Memorial Health System and the Orthopaedic Center of Illinois (OCI) together envisioned the Koke Mill Medical Center. Besides housing OCI, the Center would be able to offer advanced medical treatment in a new Mammography Center; Outpatient Physical, Occupational and Speech Therapy and Sports Medicine Facility; Laboratory; and Radiology facilities.

The design team had to move quickly, as it was the hospital's goal to have the first major tenant in the building within one year. The contractor orchestrated the construction schedule around the mixed-occupancy tenants. This demanded that everyone involved in the project be diligent in meeting the schedule.

Numerous team and review meetings were essential, as well as periodic progress meetings during construction, to clarify any questions in the field. The construction manager brought several subcontractors into the project early on to help with the budget and schedule. For example, steel erection started before final plans were completed. The steel fabricator reviewed sections and details and suggested the most economical and efficient way to achieve the design. As situations arose during the construction, the construction manager informed all the team members and resolutions were quickly found.
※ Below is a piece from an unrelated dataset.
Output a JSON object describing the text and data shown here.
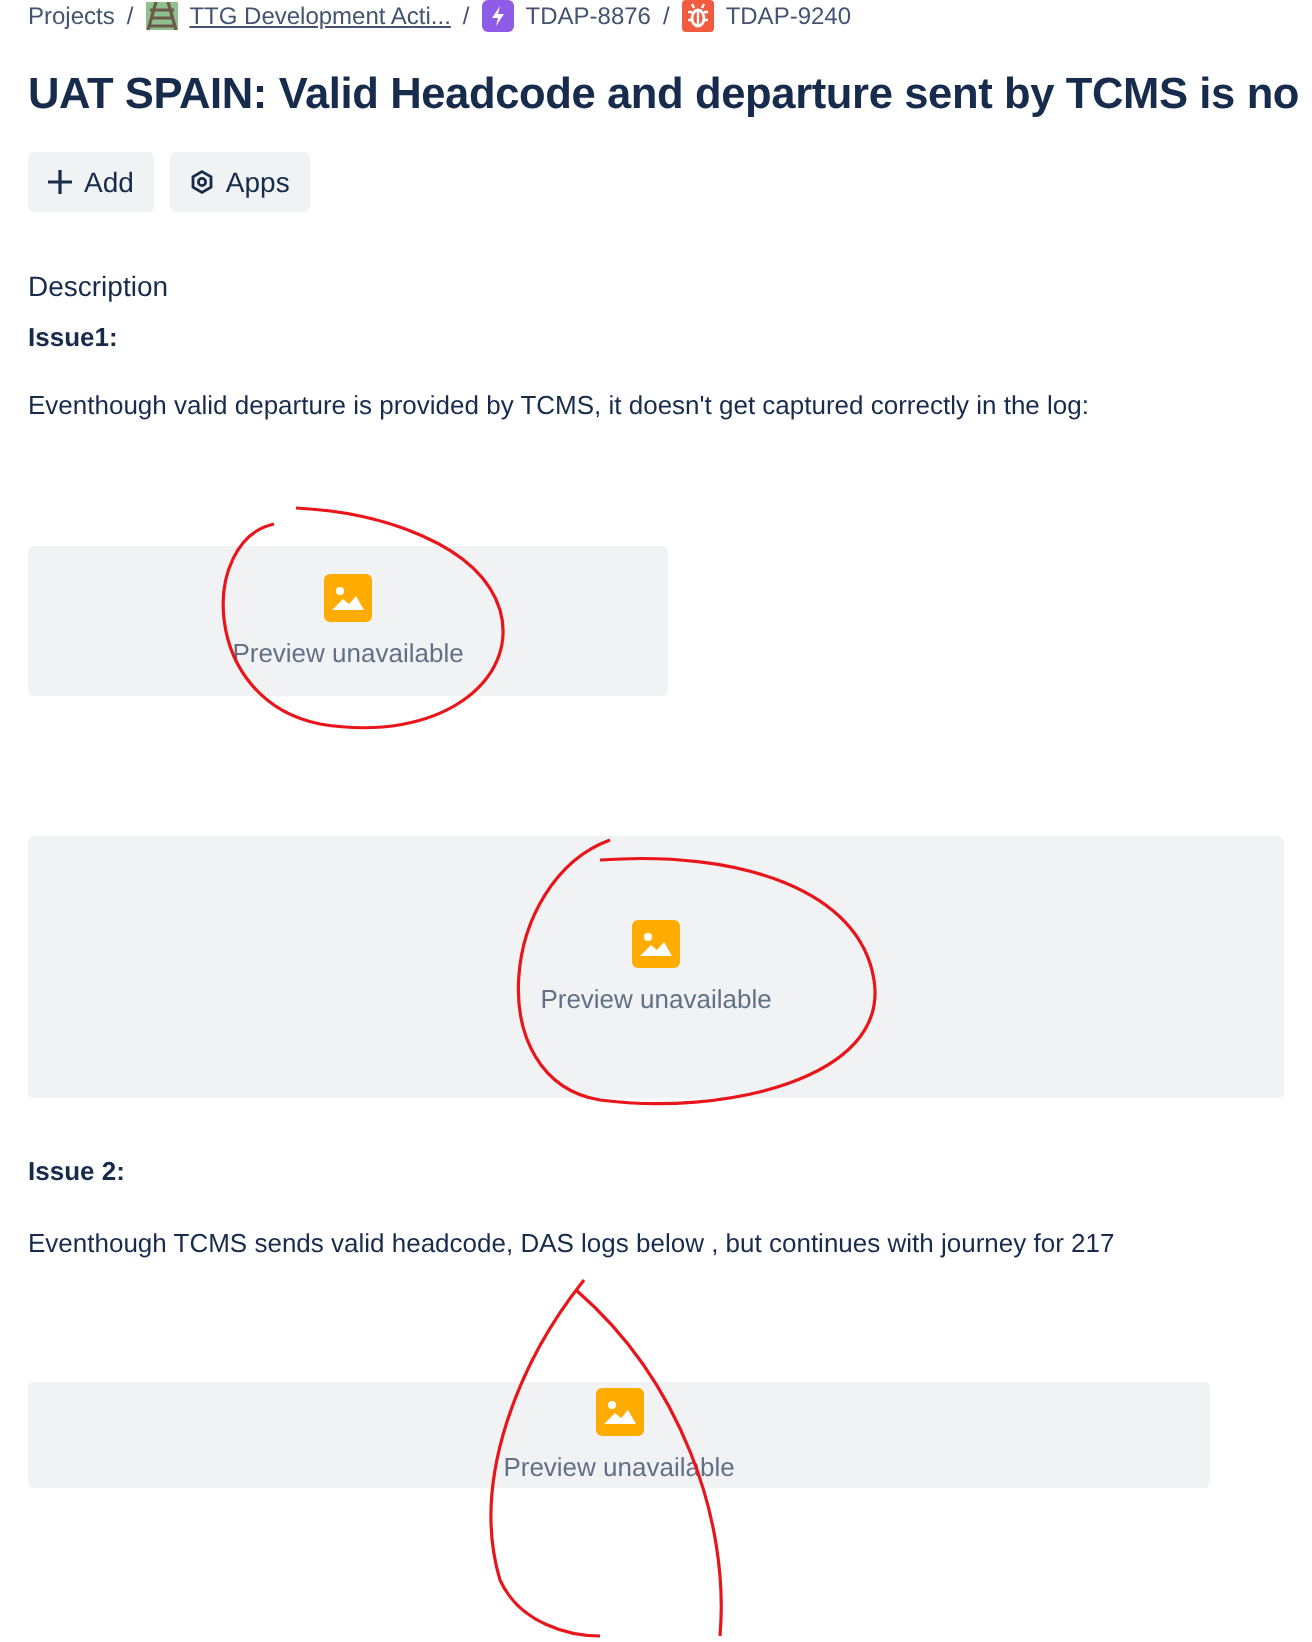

Since Springfield is the home of the Dana Thomas House, designed by Frank Lloyd Wright, the hospital and physicians wanted a prairie-style building resembling Wright's architectural style, to create a comfortable, familiar setting for outpatients. This look was achieved by using large overhangs, horizontal bandings, low sloping hip roofs, and brick and limestone trim. The interior also took on this same style with the use of art glass and carpet patterns, wood columns, metal handrails and custom light fixtures. Mechanical, temperature-control, electrical, medical gas and plumbing engineering design considerations provided a first-class, state-of-the-art building that exceeded code requirements and provided energy efficiencies. All supply and return air-handling units were designed with variable-frequency drives. Many rooms were equipped with occupancy sensors that turn off the lights and reduce or shut down airflow through the Variable Air Volume (VAV) boxes when the room is unoccupied. If a room becomes occupied, the lights turn on and VAV units maintain desired temperatures. Fluorescent lighting utilizes T-8 lamps and PL lamps with electronic ballasts.
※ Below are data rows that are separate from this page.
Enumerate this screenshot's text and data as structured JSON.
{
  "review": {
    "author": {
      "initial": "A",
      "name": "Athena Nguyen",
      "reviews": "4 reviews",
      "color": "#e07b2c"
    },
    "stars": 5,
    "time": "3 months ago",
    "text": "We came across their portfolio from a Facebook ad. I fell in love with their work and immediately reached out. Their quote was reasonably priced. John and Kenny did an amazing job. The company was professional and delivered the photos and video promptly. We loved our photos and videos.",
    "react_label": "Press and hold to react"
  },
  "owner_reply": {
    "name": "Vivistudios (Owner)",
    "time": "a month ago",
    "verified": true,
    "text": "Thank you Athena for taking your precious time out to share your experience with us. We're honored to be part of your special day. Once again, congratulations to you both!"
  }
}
Because of the fast-track design and multiple phases of the project, the MEP systems were designed as the building shell was being constructed. Interior space assignment had yet to be determined. This required major distribution systems (HVAC, electrical and plumbing) to be designed and installed prior to building space design. The HVAC trunk was looped, allowing connection to individual rooms as the space design progressed. This design feature allows flexibility for future changes in building configuration. All HVAC units were designed to meet the needs of any space. For example, if a procedure room is moved to another part of the building, the air handler serving the relocated room can accommodate its requirements. The electrical and plumbing systems were designed similarly. VAV boxes were used throughout


PROJECT CATEGORY New Construction (completed February 1999)

CHIEF ADMINISTRATOR Thomas G. Cavendar, PE, Vice-President Facilities Management, (217) 788-3344

FIRM BSA Design, (317) 819-7878

DESIGN TEAM Liz Brown, PE, (Henneman Raufheisen & Associates, Inc.); Robert P. Schoeck, Principal (BSA Design); Mike O'Shea (Harold O'Shea Builders); William Bailey, PE (Crawford, Murphy & Tilly); Julie Smith (Rowland Design)

PHOTOGRAPHY Benjamin Halpern





A number of design considerations addressed environmental concerns. Air-handling units were designed with noise reduction in mind. Sound attenuators were used and ductwork designed to keep occupied space noise to a minimum. An attractive courtyard wall surrounds the chillers, condenser and emergency generator behind the building. The generator is equipped with hospital-grade exhaust attenuation. The courtyard wall shields the neighbors from the equipment and baffles the noise.